When the hustle and bustle of the
funeral activities are over, give yourself space to relax and reflect.
First focus on what are necessary
to keep you and your family going in the “survival mode”. Accept whatever
practical help that is offered from friends. This will help you regain or
preserve your basic sense of purpose in life. Do not be afraid to verbalise
Take one day at a time. Do not
attempt to see what you will be one year from now. Anticipate that this will
be a difficult time in your life.
Try to be patient with changes in
your emotions. Do not be upset with your own feelings or the unusual
behaviour of your children.
If your mind plays back the scene
of the loss over and over again, try some distractions like singing a
worship song or speaking to someone who is more likely to lift you up than
pull you down.
Guard your health. Grief

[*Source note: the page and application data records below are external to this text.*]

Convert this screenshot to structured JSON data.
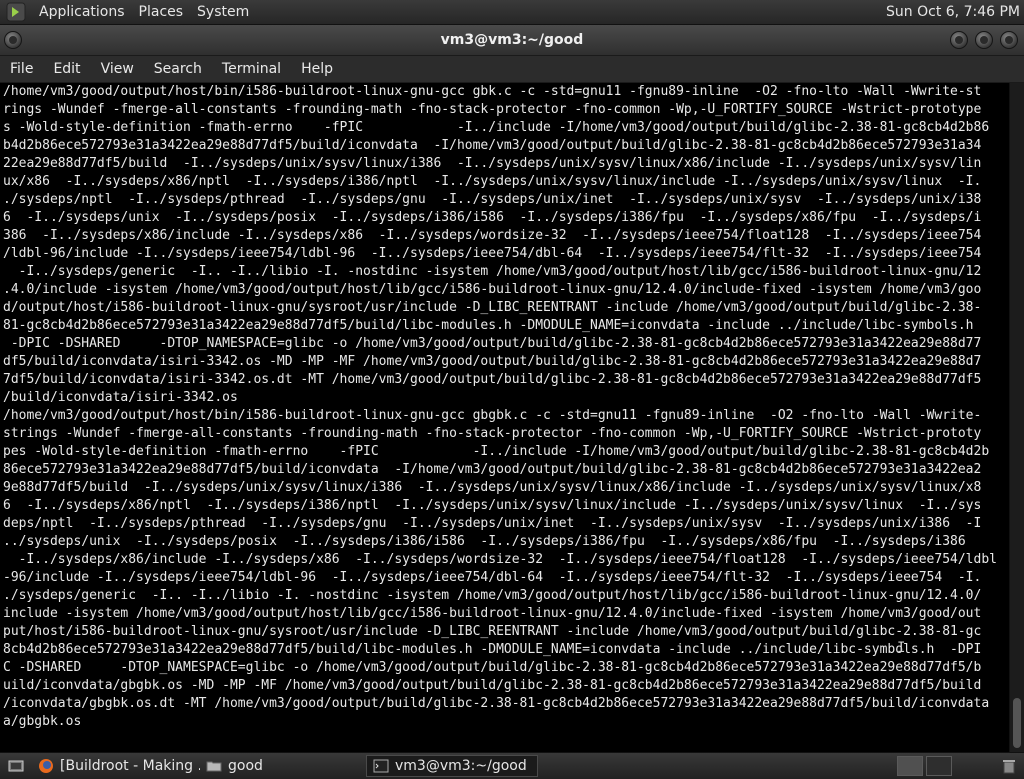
{
  "top_panel": {
    "menus": [
      "Applications",
      "Places",
      "System"
    ],
    "clock": "Sun Oct  6,  7:46 PM"
  },
  "window": {
    "title": "vm3@vm3:~/good",
    "menu": [
      "File",
      "Edit",
      "View",
      "Search",
      "Terminal",
      "Help"
    ]
  },
  "terminal": {
    "lines": [
      "/home/vm3/good/output/host/bin/i586-buildroot-linux-gnu-gcc gbk.c -c -std=gnu11 -fgnu89-inline  -O2 -fno-lto -Wall -Wwrite-st",
      "rings -Wundef -fmerge-all-constants -frounding-math -fno-stack-protector -fno-common -Wp,-U_FORTIFY_SOURCE -Wstrict-prototype",
      "s -Wold-style-definition -fmath-errno    -fPIC            -I../include -I/home/vm3/good/output/build/glibc-2.38-81-gc8cb4d2b86",
      "b4d2b86ece572793e31a3422ea29e88d77df5/build/iconvdata  -I/home/vm3/good/output/build/glibc-2.38-81-gc8cb4d2b86ece572793e31a34",
      "22ea29e88d77df5/build  -I../sysdeps/unix/sysv/linux/i386  -I../sysdeps/unix/sysv/linux/x86/include -I../sysdeps/unix/sysv/lin",
      "ux/x86  -I../sysdeps/x86/nptl  -I../sysdeps/i386/nptl  -I../sysdeps/unix/sysv/linux/include -I../sysdeps/unix/sysv/linux  -I.",
      "./sysdeps/nptl  -I../sysdeps/pthread  -I../sysdeps/gnu  -I../sysdeps/unix/inet  -I../sysdeps/unix/sysv  -I../sysdeps/unix/i38",
      "6  -I../sysdeps/unix  -I../sysdeps/posix  -I../sysdeps/i386/i586  -I../sysdeps/i386/fpu  -I../sysdeps/x86/fpu  -I../sysdeps/i",
      "386  -I../sysdeps/x86/include -I../sysdeps/x86  -I../sysdeps/wordsize-32  -I../sysdeps/ieee754/float128  -I../sysdeps/ieee754",
      "/ldbl-96/include -I../sysdeps/ieee754/ldbl-96  -I../sysdeps/ieee754/dbl-64  -I../sysdeps/ieee754/flt-32  -I../sysdeps/ieee754",
      "  -I../sysdeps/generic  -I.. -I../libio -I. -nostdinc -isystem /home/vm3/good/output/host/lib/gcc/i586-buildroot-linux-gnu/12",
      ".4.0/include -isystem /home/vm3/good/output/host/lib/gcc/i586-buildroot-linux-gnu/12.4.0/include-fixed -isystem /home/vm3/goo",
      "d/output/host/i586-buildroot-linux-gnu/sysroot/usr/include -D_LIBC_REENTRANT -include /home/vm3/good/output/build/glibc-2.38-",
      "81-gc8cb4d2b86ece572793e31a3422ea29e88d77df5/build/libc-modules.h -DMODULE_NAME=iconvdata -include ../include/libc-symbols.h",
      " -DPIC -DSHARED     -DTOP_NAMESPACE=glibc -o /home/vm3/good/output/build/glibc-2.38-81-gc8cb4d2b86ece572793e31a3422ea29e88d77",
      "df5/build/iconvdata/isiri-3342.os -MD -MP -MF /home/vm3/good/output/build/glibc-2.38-81-gc8cb4d2b86ece572793e31a3422ea29e88d7",
      "7df5/build/iconvdata/isiri-3342.os.dt -MT /home/vm3/good/output/build/glibc-2.38-81-gc8cb4d2b86ece572793e31a3422ea29e88d77df5",
      "/build/iconvdata/isiri-3342.os",
      "/home/vm3/good/output/host/bin/i586-buildroot-linux-gnu-gcc gbgbk.c -c -std=gnu11 -fgnu89-inline  -O2 -fno-lto -Wall -Wwrite-",
      "strings -Wundef -fmerge-all-constants -frounding-math -fno-stack-protector -fno-common -Wp,-U_FORTIFY_SOURCE -Wstrict-prototy",
      "pes -Wold-style-definition -fmath-errno    -fPIC            -I../include -I/home/vm3/good/output/build/glibc-2.38-81-gc8cb4d2b",
      "86ece572793e31a3422ea29e88d77df5/build/iconvdata  -I/home/vm3/good/output/build/glibc-2.38-81-gc8cb4d2b86ece572793e31a3422ea2",
      "9e88d77df5/build  -I../sysdeps/unix/sysv/linux/i386  -I../sysdeps/unix/sysv/linux/x86/include -I../sysdeps/unix/sysv/linux/x8",
      "6  -I../sysdeps/x86/nptl  -I../sysdeps/i386/nptl  -I../sysdeps/unix/sysv/linux/include -I../sysdeps/unix/sysv/linux  -I../sys",
      "deps/nptl  -I../sysdeps/pthread  -I../sysdeps/gnu  -I../sysdeps/unix/inet  -I../sysdeps/unix/sysv  -I../sysdeps/unix/i386  -I",
      "../sysdeps/unix  -I../sysdeps/posix  -I../sysdeps/i386/i586  -I../sysdeps/i386/fpu  -I../sysdeps/x86/fpu  -I../sysdeps/i386",
      "  -I../sysdeps/x86/include -I../sysdeps/x86  -I../sysdeps/wordsize-32  -I../sysdeps/ieee754/float128  -I../sysdeps/ieee754/ldbl",
      "-96/include -I../sysdeps/ieee754/ldbl-96  -I../sysdeps/ieee754/dbl-64  -I../sysdeps/ieee754/flt-32  -I../sysdeps/ieee754  -I.",
      "./sysdeps/generic  -I.. -I../libio -I. -nostdinc -isystem /home/vm3/good/output/host/lib/gcc/i586-buildroot-linux-gnu/12.4.0/",
      "include -isystem /home/vm3/good/output/host/lib/gcc/i586-buildroot-linux-gnu/12.4.0/include-fixed -isystem /home/vm3/good/out",
      "put/host/i586-buildroot-linux-gnu/sysroot/usr/include -D_LIBC_REENTRANT -include /home/vm3/good/output/build/glibc-2.38-81-gc",
      "8cb4d2b86ece572793e31a3422ea29e88d77df5/build/libc-modules.h -DMODULE_NAME=iconvdata -include ../include/libc-symbols.h  -DPI",
      "C -DSHARED     -DTOP_NAMESPACE=glibc -o /home/vm3/good/output/build/glibc-2.38-81-gc8cb4d2b86ece572793e31a3422ea29e88d77df5/b",
      "uild/iconvdata/gbgbk.os -MD -MP -MF /home/vm3/good/output/build/glibc-2.38-81-gc8cb4d2b86ece572793e31a3422ea29e88d77df5/build",
      "/iconvdata/gbgbk.os.dt -MT /home/vm3/good/output/build/glibc-2.38-81-gc8cb4d2b86ece572793e31a3422ea29e88d77df5/build/iconvdata",
      "a/gbgbk.os"
    ]
  },
  "taskbar": {
    "tasks": [
      {
        "label": "[Buildroot - Making ...",
        "icon": "firefox-icon"
      },
      {
        "label": "good",
        "icon": "folder-icon"
      },
      {
        "label": "vm3@vm3:~/good",
        "icon": "terminal-icon"
      }
    ]
  }
}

substantially reduces one’s immunity system. Grieving also saps up a lot of
your energy. Take rest when you feel weak.
Get in touch with those who are
willing to connect with you to minister to you and hear you talk about what
you are going through. Listening to other widow/widower stories will also
help reassure you that you are not alone.
Re-establish regular relationships.
Letting relationships slide or not going back to church will make it more
difficult to return to your friends.
Stay active. Do not allow fear to
paralyse you from returning to some of your normal activities.
Eat well-balanced meals. Avoid
alcohol or any other means to drown your grief.
Your grief or loneliness is not an
excuse to sin. Flee from temptations to entice you into ungodly means to
cope with your sorrow.
In the initial stages of the
grieving process, do not make major decisions that will affect the rest of
your life. Let enough time pass to see things more clearly before you
Writing down your thoughts in a
journal will help soothe a troubled soul. If you have a religion, stay close
to God and do not stop talking to Him about everything you are going
Growth and strength come from
weathering the storms of life although we do not choose to go through such
seeks to provide a supportive role in journeying alongside grieving persons, and
same time, facilitate involvement and care for
grieving persons by